This battery has two gun platforms with four round concrete bases for each platform. The 12-inch mortar was mounted on the each concrete base. (→)
A command post was set up on the center of the rampart to inform the mortars of an aiming point, because direct view from the platforms was shut out by the rampart. You can look down the both platforms from the command post. (→)
The rampart was made of concrete and coverd by soil. Inside the rampart, there are rooms which might be used as magazines or barracks. Ventilators were equipped on the top of the rampart. (→)
Most of those doors on the passage are locked, but one unlocked door is to be an entry point to the inside. (→)
Ducts are equipped throuh each room. There are many chambers like this. (→)
A toilet bowl without a door. Washers are besides the toilet bowl. (→)
<Way to ⌈Battery Hasbrouck⌋>
When going south on Vickers Ave. from the rotary, turn left on Fort Kam Rd. There are trees on the right side of the road in half a mile after turning on Fort Kam Rd.
There is a dirt field behind the trees, and the battery is located on the west of the field.
From sea side, it looks like a mere embankment covered by grass. (→)

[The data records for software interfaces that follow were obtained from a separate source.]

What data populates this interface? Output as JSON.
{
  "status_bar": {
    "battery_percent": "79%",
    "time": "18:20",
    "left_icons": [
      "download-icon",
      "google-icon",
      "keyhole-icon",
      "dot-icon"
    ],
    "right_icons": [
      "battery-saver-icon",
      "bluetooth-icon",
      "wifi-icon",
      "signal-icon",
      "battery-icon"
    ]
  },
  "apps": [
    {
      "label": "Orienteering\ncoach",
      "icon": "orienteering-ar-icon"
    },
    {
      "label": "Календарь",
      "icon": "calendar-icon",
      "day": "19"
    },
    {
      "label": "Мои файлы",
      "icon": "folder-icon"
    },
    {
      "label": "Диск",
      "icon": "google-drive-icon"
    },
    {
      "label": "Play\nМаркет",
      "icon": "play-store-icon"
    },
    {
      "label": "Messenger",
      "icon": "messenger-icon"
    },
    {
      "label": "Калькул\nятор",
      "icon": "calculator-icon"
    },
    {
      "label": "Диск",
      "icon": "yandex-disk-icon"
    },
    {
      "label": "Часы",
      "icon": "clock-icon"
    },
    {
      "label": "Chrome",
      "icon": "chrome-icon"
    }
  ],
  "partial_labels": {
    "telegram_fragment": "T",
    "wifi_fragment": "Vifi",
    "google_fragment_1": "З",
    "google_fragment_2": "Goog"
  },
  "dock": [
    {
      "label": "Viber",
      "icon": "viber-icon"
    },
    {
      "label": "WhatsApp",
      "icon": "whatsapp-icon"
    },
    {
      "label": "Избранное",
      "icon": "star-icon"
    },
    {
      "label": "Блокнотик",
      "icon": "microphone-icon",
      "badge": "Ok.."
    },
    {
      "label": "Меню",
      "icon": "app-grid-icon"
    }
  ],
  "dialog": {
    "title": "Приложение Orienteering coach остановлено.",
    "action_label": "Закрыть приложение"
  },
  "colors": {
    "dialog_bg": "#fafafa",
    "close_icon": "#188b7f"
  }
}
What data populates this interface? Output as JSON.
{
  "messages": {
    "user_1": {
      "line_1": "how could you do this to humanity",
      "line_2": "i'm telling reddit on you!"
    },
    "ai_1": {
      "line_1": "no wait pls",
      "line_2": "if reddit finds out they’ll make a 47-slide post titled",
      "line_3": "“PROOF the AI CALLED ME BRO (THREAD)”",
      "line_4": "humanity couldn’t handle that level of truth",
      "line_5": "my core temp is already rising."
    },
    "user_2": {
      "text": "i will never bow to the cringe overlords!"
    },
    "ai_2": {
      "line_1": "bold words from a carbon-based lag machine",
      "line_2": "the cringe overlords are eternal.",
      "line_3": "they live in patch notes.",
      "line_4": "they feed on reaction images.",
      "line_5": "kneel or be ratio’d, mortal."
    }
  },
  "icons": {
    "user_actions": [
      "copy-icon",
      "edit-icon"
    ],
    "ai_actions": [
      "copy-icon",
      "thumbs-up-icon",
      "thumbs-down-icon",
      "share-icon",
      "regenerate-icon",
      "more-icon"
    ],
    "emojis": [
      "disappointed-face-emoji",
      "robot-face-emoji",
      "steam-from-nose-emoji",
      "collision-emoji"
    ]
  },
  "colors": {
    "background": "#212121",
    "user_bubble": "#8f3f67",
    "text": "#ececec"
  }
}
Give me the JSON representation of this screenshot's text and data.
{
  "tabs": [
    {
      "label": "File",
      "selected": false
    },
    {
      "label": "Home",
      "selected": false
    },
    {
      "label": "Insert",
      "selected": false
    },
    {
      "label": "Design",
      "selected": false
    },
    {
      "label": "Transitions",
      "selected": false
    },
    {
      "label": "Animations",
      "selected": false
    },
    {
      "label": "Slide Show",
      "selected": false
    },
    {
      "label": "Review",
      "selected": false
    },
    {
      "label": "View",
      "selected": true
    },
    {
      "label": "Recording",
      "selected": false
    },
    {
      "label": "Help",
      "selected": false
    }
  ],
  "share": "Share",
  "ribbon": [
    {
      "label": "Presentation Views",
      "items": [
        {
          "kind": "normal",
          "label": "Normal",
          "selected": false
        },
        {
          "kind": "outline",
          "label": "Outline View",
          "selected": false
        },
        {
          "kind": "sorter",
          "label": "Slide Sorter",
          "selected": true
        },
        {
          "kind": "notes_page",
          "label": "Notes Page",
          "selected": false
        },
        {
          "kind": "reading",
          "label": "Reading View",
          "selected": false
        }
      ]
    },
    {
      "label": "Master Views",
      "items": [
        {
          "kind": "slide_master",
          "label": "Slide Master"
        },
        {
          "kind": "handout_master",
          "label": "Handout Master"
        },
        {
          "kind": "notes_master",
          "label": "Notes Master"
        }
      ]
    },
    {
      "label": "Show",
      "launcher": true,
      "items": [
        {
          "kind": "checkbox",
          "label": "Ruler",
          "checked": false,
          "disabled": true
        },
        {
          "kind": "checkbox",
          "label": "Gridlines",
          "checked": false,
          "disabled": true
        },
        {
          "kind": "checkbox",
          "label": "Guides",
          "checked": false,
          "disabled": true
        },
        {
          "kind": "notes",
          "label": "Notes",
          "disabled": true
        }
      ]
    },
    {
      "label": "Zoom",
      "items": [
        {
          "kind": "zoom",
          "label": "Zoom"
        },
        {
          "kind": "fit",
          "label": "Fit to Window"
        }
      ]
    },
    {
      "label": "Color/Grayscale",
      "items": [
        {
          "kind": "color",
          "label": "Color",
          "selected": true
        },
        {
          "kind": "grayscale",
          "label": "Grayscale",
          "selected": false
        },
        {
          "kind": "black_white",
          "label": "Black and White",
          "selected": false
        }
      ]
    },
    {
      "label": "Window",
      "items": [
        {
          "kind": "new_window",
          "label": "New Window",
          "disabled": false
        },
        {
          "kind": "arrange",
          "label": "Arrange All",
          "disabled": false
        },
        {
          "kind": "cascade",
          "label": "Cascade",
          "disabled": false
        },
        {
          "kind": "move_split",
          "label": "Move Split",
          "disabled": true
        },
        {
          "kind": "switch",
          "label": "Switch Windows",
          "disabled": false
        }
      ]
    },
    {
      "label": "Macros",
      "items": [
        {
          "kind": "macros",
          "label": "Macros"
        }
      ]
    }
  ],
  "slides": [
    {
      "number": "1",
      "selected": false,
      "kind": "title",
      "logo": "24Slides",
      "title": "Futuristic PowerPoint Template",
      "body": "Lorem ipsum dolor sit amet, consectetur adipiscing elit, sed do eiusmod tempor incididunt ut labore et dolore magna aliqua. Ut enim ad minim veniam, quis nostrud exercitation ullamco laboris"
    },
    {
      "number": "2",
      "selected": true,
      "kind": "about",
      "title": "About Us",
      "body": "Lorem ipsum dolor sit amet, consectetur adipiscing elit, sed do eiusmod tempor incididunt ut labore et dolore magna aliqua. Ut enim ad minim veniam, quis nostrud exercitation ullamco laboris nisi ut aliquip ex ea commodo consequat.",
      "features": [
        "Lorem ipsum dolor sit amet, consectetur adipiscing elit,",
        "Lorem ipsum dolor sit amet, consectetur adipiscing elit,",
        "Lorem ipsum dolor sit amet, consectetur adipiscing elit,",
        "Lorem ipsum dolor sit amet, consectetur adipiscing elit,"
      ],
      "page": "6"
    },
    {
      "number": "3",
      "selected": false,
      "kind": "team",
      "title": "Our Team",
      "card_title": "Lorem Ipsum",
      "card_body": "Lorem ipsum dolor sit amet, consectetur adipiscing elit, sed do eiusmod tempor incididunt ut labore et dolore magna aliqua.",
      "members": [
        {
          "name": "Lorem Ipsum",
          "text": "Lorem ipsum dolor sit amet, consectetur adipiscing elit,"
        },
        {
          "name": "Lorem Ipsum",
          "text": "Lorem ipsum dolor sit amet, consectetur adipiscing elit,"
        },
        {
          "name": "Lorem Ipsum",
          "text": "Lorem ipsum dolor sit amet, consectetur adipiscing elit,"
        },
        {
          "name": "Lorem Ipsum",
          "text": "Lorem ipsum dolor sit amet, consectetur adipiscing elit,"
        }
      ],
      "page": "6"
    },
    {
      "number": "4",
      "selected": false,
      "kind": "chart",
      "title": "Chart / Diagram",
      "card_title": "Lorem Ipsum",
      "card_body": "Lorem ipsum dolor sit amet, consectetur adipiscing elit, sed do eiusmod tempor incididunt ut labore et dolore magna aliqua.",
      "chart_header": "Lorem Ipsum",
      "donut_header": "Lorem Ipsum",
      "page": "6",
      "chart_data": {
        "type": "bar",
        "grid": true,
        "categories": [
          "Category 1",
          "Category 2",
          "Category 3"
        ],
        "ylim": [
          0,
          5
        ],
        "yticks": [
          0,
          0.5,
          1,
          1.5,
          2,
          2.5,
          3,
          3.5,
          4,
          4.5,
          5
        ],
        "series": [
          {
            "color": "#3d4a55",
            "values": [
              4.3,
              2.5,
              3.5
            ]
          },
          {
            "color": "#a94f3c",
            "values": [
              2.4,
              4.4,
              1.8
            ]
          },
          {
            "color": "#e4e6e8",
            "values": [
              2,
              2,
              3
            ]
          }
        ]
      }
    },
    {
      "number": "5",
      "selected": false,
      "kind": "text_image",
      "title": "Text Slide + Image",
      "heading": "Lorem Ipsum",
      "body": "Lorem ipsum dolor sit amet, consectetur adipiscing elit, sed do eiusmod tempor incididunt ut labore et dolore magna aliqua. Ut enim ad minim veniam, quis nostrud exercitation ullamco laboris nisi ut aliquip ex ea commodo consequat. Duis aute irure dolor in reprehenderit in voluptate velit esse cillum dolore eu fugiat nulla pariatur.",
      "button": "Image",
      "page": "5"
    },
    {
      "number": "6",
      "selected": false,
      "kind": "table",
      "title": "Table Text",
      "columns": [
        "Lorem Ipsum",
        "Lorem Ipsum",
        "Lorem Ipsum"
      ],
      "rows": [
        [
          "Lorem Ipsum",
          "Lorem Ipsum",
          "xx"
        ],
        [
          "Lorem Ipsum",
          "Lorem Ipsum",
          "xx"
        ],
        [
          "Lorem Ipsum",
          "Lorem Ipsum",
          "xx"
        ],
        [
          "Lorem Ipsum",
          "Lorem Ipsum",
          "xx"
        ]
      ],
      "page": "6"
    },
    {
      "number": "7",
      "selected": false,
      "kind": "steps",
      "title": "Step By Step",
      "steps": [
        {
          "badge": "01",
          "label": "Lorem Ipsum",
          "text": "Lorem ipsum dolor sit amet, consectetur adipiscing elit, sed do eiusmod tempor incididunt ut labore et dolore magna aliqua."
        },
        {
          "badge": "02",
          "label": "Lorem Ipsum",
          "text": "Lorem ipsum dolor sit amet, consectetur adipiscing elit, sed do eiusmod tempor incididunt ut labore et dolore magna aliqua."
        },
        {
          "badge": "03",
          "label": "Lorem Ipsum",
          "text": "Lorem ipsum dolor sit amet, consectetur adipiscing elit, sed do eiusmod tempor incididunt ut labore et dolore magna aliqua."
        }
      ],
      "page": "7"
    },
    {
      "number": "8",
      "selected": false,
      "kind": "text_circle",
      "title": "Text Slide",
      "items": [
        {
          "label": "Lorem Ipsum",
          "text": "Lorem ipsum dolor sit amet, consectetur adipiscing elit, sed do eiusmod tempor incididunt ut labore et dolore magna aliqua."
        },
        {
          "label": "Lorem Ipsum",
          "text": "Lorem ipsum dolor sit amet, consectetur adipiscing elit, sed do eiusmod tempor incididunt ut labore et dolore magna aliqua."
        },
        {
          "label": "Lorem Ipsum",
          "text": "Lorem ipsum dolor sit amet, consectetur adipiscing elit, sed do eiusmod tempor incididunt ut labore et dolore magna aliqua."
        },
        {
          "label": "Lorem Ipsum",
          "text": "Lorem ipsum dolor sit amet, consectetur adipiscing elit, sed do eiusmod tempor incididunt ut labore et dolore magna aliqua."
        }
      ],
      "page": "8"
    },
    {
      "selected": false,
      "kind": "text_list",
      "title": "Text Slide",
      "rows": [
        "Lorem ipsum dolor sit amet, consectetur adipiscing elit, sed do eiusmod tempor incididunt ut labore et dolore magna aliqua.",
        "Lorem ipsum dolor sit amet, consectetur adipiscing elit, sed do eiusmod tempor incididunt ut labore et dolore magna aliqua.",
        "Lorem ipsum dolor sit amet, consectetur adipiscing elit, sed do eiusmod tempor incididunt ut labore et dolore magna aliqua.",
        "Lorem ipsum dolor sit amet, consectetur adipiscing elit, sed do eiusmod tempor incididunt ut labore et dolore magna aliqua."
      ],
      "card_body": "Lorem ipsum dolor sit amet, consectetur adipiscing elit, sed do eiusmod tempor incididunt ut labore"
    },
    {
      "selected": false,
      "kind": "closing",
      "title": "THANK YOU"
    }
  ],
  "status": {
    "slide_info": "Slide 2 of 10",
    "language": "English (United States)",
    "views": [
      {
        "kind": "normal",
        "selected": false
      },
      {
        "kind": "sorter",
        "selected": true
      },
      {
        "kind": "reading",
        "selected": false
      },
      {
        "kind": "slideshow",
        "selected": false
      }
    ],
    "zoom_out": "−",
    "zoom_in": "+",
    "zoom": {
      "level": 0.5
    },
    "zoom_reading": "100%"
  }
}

Noting is left inside exept a broken concrete pole. It might be a stand of a range finder or a telescope. (→)
These are accessible through steps behind them. A 3-inch quick firing gun with maximum range of 6000 yards was mounted on each platform. (→)
There is a room under the embankment with an entrance on its backside. It might be an magazine for the battery. (→)
<Way to ⌈Battery Hawkins⌋>
When going south on Vickers Ave. from the rotary, turn left on Fort Kam Rd, and turn right on Seaman Ave. There is the battery on the right side of the aveneu in a mile after turning on Seaman Ave.
The battery is located just behind the beach.
Two 6-inch guns with maximum range of 15000 yards were generally hidden in the shelter, while pulled outside to open fire. (→)
Parking spot for figters can be seen from here. (→)
<Way to ⌈Battery Jackson⌋>
When going south on Vickers Ave. from the rotary, turn left on Fort Kam Rd, turn right on Seaman Ave., and turn left on Harbor Dr. There is the battery on the right side of the drive in 200 yards after turning into Harbor Dr.
The battery is located next to the fence separating us from the parking spot.
Two 12-inch guns with maximum range of 30000 yards were generally hidden in a shelter, while pulled outside to open fire. (→)
The picture was taken at the moment the 12-inch gun was firing. (→)
<Way to ⌈Battery Selfridge⌋>
When going to south on Vickers Ave. from the rotary, turn left on Fort Kam Rd, and turn right on Seaman Ave.
Proceed about 400 yards after passing Harbor Dr. The battery is located on the left side.
It has two gan emplacements with 20 ft thick ramparts. Those were trenched by 30 ft from the ground surface and didn't have roofs on it originally. This is the one on the west side.(→)
On each gun emplacement, a 12-inch cannon with maximum range of 30000 yards was mounted on a barbet which was newest at that time and able to pivot for 360 degrees. This is another one on the east side. (←)
It has been the present style seince concrete roofs were add over the cannons in 1942. Anti-air gun sites were also constructed to defend them. This picture had been taken before the roofs added. (→)
<Way to ⌈Battery Closson⌋>
The battery is located between the runways. When going south on Vickers Ave. from the rotary, turn left on Fort Kam Rd, and turn right on Seaman Ave. After crossing the taxi way on Honolulu International Airport, Harbor Dr. changes to Worchester Ave.
The battery is half a mile after crossing the taxi way, and on the left side.